» **Work required**
Please give the number of lines in the records below where the word "Leerplan" occurs, and nothing else.

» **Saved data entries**
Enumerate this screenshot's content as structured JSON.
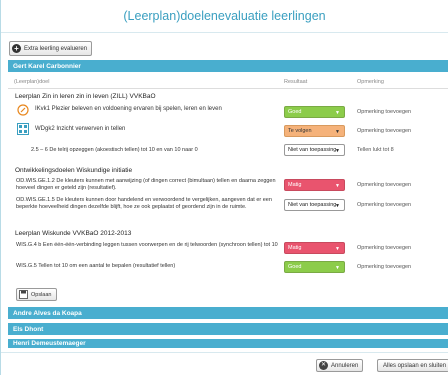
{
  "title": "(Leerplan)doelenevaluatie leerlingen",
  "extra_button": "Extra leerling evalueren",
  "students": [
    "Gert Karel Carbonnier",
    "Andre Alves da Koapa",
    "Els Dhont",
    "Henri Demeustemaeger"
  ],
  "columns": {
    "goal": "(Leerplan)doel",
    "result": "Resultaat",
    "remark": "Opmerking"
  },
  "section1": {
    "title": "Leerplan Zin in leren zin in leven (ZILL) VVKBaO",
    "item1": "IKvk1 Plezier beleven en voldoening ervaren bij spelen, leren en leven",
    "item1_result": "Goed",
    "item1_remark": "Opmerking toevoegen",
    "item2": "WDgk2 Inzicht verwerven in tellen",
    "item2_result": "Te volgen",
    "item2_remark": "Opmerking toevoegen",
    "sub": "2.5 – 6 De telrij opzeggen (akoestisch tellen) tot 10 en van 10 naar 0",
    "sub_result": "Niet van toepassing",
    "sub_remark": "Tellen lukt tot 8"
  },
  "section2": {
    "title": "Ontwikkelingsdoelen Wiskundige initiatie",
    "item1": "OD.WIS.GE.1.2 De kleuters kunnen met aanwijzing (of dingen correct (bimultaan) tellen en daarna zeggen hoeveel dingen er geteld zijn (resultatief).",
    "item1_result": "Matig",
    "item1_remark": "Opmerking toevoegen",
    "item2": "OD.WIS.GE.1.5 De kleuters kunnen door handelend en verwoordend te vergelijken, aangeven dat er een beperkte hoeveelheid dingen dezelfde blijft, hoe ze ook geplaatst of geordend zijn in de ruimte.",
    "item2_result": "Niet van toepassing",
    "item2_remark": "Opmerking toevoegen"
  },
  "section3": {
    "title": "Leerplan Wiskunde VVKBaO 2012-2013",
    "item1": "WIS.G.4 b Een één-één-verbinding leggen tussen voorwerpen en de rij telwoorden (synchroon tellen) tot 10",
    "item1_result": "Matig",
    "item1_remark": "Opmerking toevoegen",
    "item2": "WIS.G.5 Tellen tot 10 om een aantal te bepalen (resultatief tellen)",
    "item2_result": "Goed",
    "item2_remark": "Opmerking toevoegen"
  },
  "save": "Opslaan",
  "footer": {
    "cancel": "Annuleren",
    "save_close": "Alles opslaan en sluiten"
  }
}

» **Response area**
4